The number of Mexican legal and illegal immigrants in the United States grew quite rapidly over the 35 years between 1970 and 2004; increasing almost 15-fold from about 760,000 in the 1970 Census to more than 11 million in 2004—an average annual growth rate of more than 8 percent, maintained over more than three decades.[citation needed] On average the net Mexican population, both legal and illegal, living in the United States has grown by about 500,000 per year from 1995 to 2005 with 80 to 85 percent of the growth attributed to illegal immigration.[17] There was a net gain of 2,270,000 Mexican immigrants to the US between 1995 and 2000; a net loss of about 20,000 between 2005 and 2010; and a net loss of 140,000 between 2009 and 2014.[16]

The total number of Mexicans residing in the US, with and without authorization, was 11.7 million in 2014, down from the peak of 12.8 million in 2007.[16] The drop is primarily the result of the decrease in the number of unauthorized migrants—which make up 48% of the Mexican population in the US in 2014, down from 54% in 2007.[16]

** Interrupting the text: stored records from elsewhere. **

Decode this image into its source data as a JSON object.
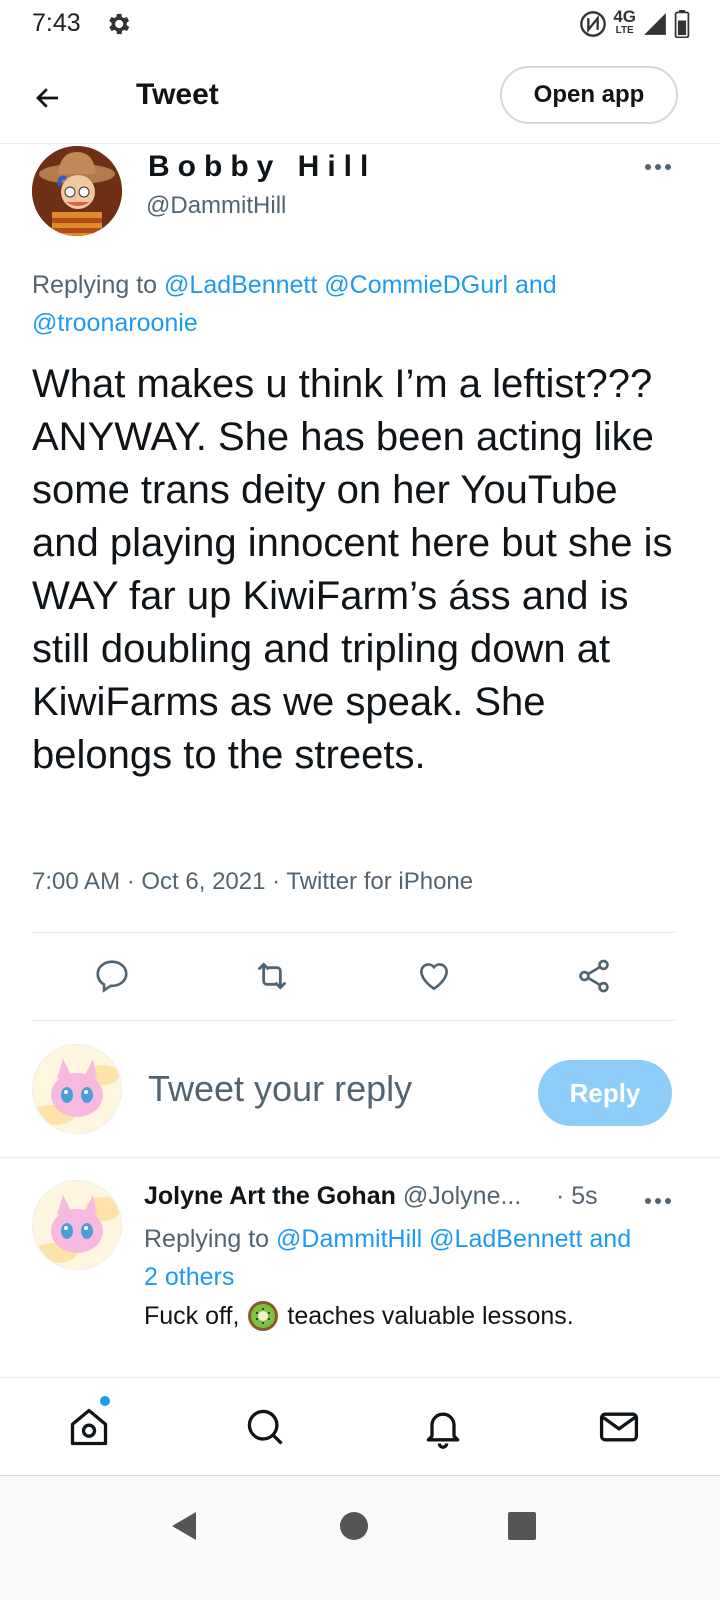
{
  "status_bar": {
    "time": "7:43",
    "network_label": "4G",
    "network_sub": "LTE"
  },
  "header": {
    "title": "Tweet",
    "open_app_label": "Open app"
  },
  "tweet": {
    "author_name": "Bobby Hill",
    "author_handle": "@DammitHill",
    "reply_prefix": "Replying to ",
    "mentions": [
      "@LadBennett",
      "@CommieDGurl"
    ],
    "mention_join": " and ",
    "mention_last": "@troonaroonie",
    "text": "What makes u think I’m a leftist??? ANYWAY. She has been acting like some trans deity on her YouTube and playing innocent here but she is WAY far up KiwiFarm’s áss and is still doubling and tripling down at KiwiFarms as we speak. She belongs to the streets.",
    "meta": "7:00 AM · Oct 6, 2021 · Twitter for iPhone"
  },
  "composer": {
    "placeholder": "Tweet your reply",
    "reply_label": "Reply"
  },
  "reply": {
    "name": "Jolyne Art the Gohan",
    "handle": "@Jolyne...",
    "time": "· 5s",
    "context_prefix": "Replying to ",
    "context_mentions": "@DammitHill @LadBennett",
    "context_and": " and",
    "context_others": "2 others",
    "text_before": "Fuck off,",
    "text_after": "teaches valuable lessons."
  },
  "colors": {
    "accent": "#1d9bf0",
    "reply_button": "#8ecdf7",
    "secondary_text": "#536471",
    "divider": "#e6ecf0"
  },
  "icons": {
    "status": [
      "gear-icon",
      "nfc-icon",
      "signal-icon",
      "battery-icon"
    ],
    "tweet_actions": [
      "comment-icon",
      "retweet-icon",
      "like-icon",
      "share-icon"
    ],
    "bottom_nav": [
      "home-icon",
      "search-icon",
      "bell-icon",
      "mail-icon"
    ],
    "system_nav": [
      "back-triangle-icon",
      "home-circle-icon",
      "recents-square-icon"
    ]
  }
}
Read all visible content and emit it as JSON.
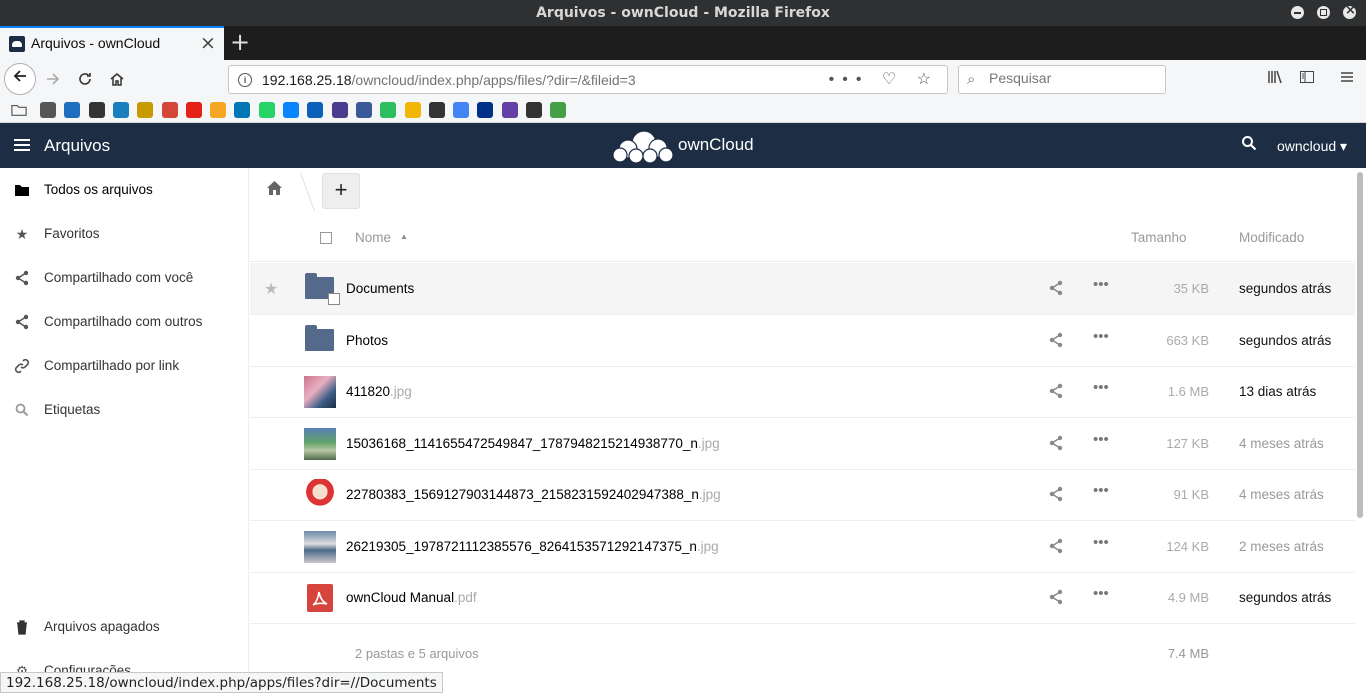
{
  "window": {
    "title": "Arquivos - ownCloud - Mozilla Firefox"
  },
  "browser": {
    "tab_title": "Arquivos - ownCloud",
    "tab_close": "×",
    "new_tab": "+",
    "url_host": "192.168.25.18",
    "url_path": "/owncloud/index.php/apps/files/?dir=/&fileid=3",
    "url_actions": "••• ♡ ☆",
    "search_placeholder": "Pesquisar",
    "bookmark_colors": [
      "#555",
      "#1e6fbf",
      "#333",
      "#1a7ebf",
      "#c79a00",
      "#d44638",
      "#e62117",
      "#f5a623",
      "#0077b5",
      "#25d366",
      "#0a84ff",
      "#0b61b9",
      "#4b3c8f",
      "#3b5998",
      "#2dbe60",
      "#f2b705",
      "#333",
      "#4285f4",
      "#003087",
      "#6441a4",
      "#333",
      "#43a047"
    ]
  },
  "header": {
    "app_name": "Arquivos",
    "logo_text": "ownCloud",
    "user": "owncloud ▾"
  },
  "sidebar": {
    "items": [
      {
        "label": "Todos os arquivos",
        "icon": "folder-icon"
      },
      {
        "label": "Favoritos",
        "icon": "star-icon"
      },
      {
        "label": "Compartilhado com você",
        "icon": "share-icon"
      },
      {
        "label": "Compartilhado com outros",
        "icon": "share-icon"
      },
      {
        "label": "Compartilhado por link",
        "icon": "link-icon"
      },
      {
        "label": "Etiquetas",
        "icon": "tag-search-icon"
      }
    ],
    "deleted": "Arquivos apagados",
    "settings": "Configurações"
  },
  "files": {
    "columns": {
      "name": "Nome",
      "size": "Tamanho",
      "modified": "Modificado"
    },
    "rows": [
      {
        "name": "Documents",
        "ext": "",
        "type": "folder",
        "size": "35 KB",
        "modified": "segundos atrás",
        "recent": true
      },
      {
        "name": "Photos",
        "ext": "",
        "type": "folder",
        "size": "663 KB",
        "modified": "segundos atrás",
        "recent": true
      },
      {
        "name": "411820",
        "ext": ".jpg",
        "type": "image",
        "size": "1.6 MB",
        "modified": "13 dias atrás",
        "recent": true
      },
      {
        "name": "15036168_1141655472549847_1787948215214938770_n",
        "ext": ".jpg",
        "type": "image",
        "size": "127 KB",
        "modified": "4 meses atrás",
        "recent": false
      },
      {
        "name": "22780383_1569127903144873_2158231592402947388_n",
        "ext": ".jpg",
        "type": "image",
        "size": "91 KB",
        "modified": "4 meses atrás",
        "recent": false
      },
      {
        "name": "26219305_1978721112385576_8264153571292147375_n",
        "ext": ".jpg",
        "type": "image",
        "size": "124 KB",
        "modified": "2 meses atrás",
        "recent": false
      },
      {
        "name": "ownCloud Manual",
        "ext": ".pdf",
        "type": "pdf",
        "size": "4.9 MB",
        "modified": "segundos atrás",
        "recent": true
      }
    ],
    "summary": "2 pastas e 5 arquivos",
    "summary_size": "7.4 MB"
  },
  "statusbar": "192.168.25.18/owncloud/index.php/apps/files?dir=//Documents"
}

  1. ^ "Record 61 million immigrants in U.S., 15.7 million illegally". Retrieved December 27, 2016. 
  2. ^ "U.S. illegal immigrant population falls below 11 million, continuing nearly decade-long decline, report says". January 20, 2016. Retrieved December 27, 2016. 
  3. ^ a b "5 facts about illegal immigration in the U.S.". November 3, 2016. Retrieved December 27, 2016. 
  4. ^ Jeffrey S. Passel (June 2005). "Unauthorized Migrants: Numbers and Characteristics" (PDF). Pew Hispanic Center. p. 7. 
  5. ^ MICHAEL HOEFER; CHRISTOPHER CAMPBELL; NANCY RYTINA (January 2015). "Estimates of the Unauthorized Immigrant Population Residing in the United States: May 2006" (PDF). US Department of Homeland Security, Office of Immigration Statistics, Policy Directorate. 
  6. ^ a b c d Bialik, Carl (May 8, 2010). "In Counting Illegal Immigrants, Certain Assumptions Apply". Retrieved December 27, 2016 – via Wall Street Journal. 
  7. ^ "Unauthorized immigrant population stable for half a decade". Pew Research Center. September 21, 2016. Retrieved November 10, 2016. 
  8. ^ a b c PEW 2005, p. 1
  9. ^ Steven Malanga (Summer 2006). "How Unskilled Immigrants Hurt Our Economy". 
  10. ^ a b "Gauging Illegal Immigration Numbers". Retrieved December 27, 2016. 
  11. ^ DONALD L. BARLETT; James B. Steele (September 20, 2004). "Who Left the Door Open?". Time. p. 5. 
  12. ^ Sources:
    * Banco de Mexico
    ** Bear Stern's investigators
    ***PEW 2005[not in citation given]
  13. ^ BearStearnsStudy.pdf
  14. ^ "CPSS-WB General Principles for International Remittances Services: The Point of View of Authorities: Banco de México" (PDF). The World Bank. May 2006. 
  15. ^ Preston, Julia (July 31, 2008). "Decline Seen in Numbers of People Here Illegally". The New York Times. Retrieved May 5, 2010. 
  16. ^ a b c d Gonzalez-Barrera, Ana. "More Mexicans Leaving Than Coming to the U.S.". Pew Research Center. Retrieved August 4, 2016. 
  17. ^ Jeffrey S. Passel (March 7, 2006). "Pew Hispanic Center: "The Size and Characteristics of the Unauthorized Migrant Population in the U.S. - Estimates Based on the March 2005 Current Population Survey"" (PDF). The Mexican-born population in the United States, including both legal and unauthorized migrants, grew by about 500,000 people a year for the past decade. Of the Mexican migrants in the U.S. less than 10 years, the Pew Hispanic Center estimates that approximately 80 to 85% are unauthorized 

External links[edit]